Before the game, first-base coach Doug Sisson and I spent some together and he talked about the Royals new attitude on running the bases. They’re going to be more aggressive. They know they don’t have a lot of power and they’re going to try to get more out of all those singles they hit.
There were plenty of examples in this game: 6 steals, Chris Getz advanced from second to third on a ball to the third baseman (he waited for the throw and then took off…a play he said they’d been working on in spring training) and Wilson Betemit tried to advance to third on wild pitch, but was thrown out…which is instructive.
Sisson said to get the benefit of all those extra bases from aggressive base running, you have to accept that once in a while you’re going to get someone thrown out. In fact, he agreed that if you’re never getting runners thrown out, you’re probably not being aggressive enough. As he put it, “I’d rather be 100 for 120 going first to third than 15 for 16.”
As fans, we want the team to be perfect. We wait for the results and then boo or cheer accordingly. A stupid move that works will get cheered and an intelligent move that fails will get booed. Unfortunately for the players and coaches, they have to make decisions BEFORE they know the results so they have to make the moves on odds. This move has a 70% chance of working; the alternative has a 45% chance of working…we’ll take the 70% bet.
Betemit’s dash for third came with one out (the right time because if he gets there the Royals can score without a hit), he was the winning run (down by six it’s dumb, tied, his run is worth something) and, according to the replay, he might’ve been safe. I’m guessing Doug was just fine with Wilson’s gamble…but I’ll ask next chance I get.
The Royals are going to live with the guys that get thrown out because of all the guys that will be safe…and so should the fans.
I lose another argument…
Yesterday I gave a hard time to the TV guys for doing the postgame interview with Aaron Crow (who got his first win) instead of Chris Getz (who had a monster day). Before Sunday’s game, announcer Joel Goldberg pointed out he had interviewed both Crow and Matt Treanor and they combined for more points in our system than Chris Getz totaled.
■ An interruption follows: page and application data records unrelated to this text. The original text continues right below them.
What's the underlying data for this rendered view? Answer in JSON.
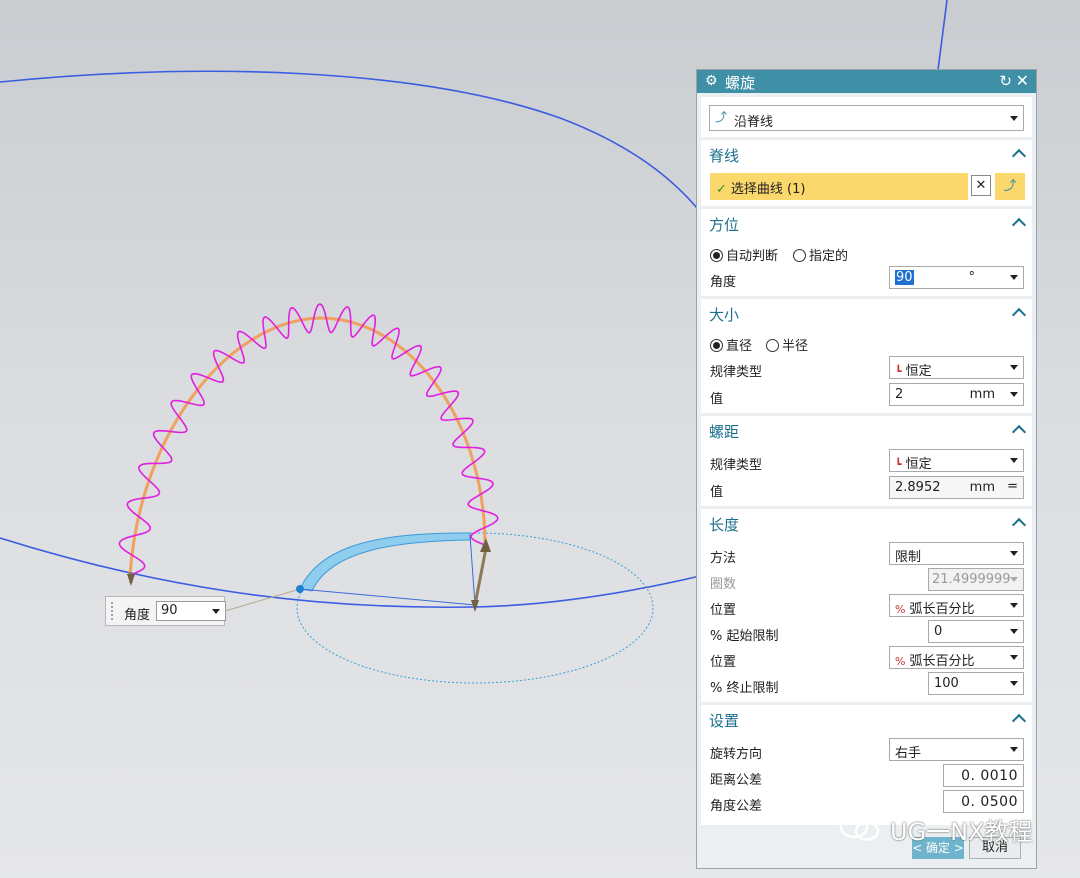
{
  "callout": {
    "label": "角度",
    "value": "90"
  },
  "dialog": {
    "title": "螺旋",
    "type_select": "沿脊线",
    "spine": {
      "header": "脊线",
      "select_curve": "选择曲线 (1)"
    },
    "orientation": {
      "header": "方位",
      "radio_auto": "自动判断",
      "radio_specified": "指定的",
      "angle_label": "角度",
      "angle_value": "90",
      "angle_unit": "°"
    },
    "size": {
      "header": "大小",
      "radio_diameter": "直径",
      "radio_radius": "半径",
      "law_label": "规律类型",
      "law_value": "恒定",
      "value_label": "值",
      "value": "2",
      "unit": "mm"
    },
    "pitch": {
      "header": "螺距",
      "law_label": "规律类型",
      "law_value": "恒定",
      "value_label": "值",
      "value": "2.8952",
      "unit": "mm",
      "eq": "="
    },
    "length": {
      "header": "长度",
      "method_label": "方法",
      "method_value": "限制",
      "turns_label": "圈数",
      "turns_value": "21.4999999",
      "position1_label": "位置",
      "position1_value": "弧长百分比",
      "start_label": "% 起始限制",
      "start_value": "0",
      "position2_label": "位置",
      "position2_value": "弧长百分比",
      "end_label": "% 终止限制",
      "end_value": "100"
    },
    "settings": {
      "header": "设置",
      "rotation_label": "旋转方向",
      "rotation_value": "右手",
      "dist_tol_label": "距离公差",
      "dist_tol_value": "0. 0010",
      "angle_tol_label": "角度公差",
      "angle_tol_value": "0. 0500"
    },
    "ok_label": "< 确定 >",
    "cancel_label": "取消"
  },
  "watermark": "UG一NX教程",
  "colors": {
    "title_bar": "#3f8fa6",
    "section_header": "#1d6f8e",
    "selection_highlight": "#fbd86b",
    "spine_curve": "#f0a060",
    "helix_curve": "#e020e0",
    "blue_curve": "#3b5de0"
  }
}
Hoisted on my own petard again (I have no idea what that means, but I know it’s bad). OK, Joel, you win this one, but it’s nice to know you’re looking at the website.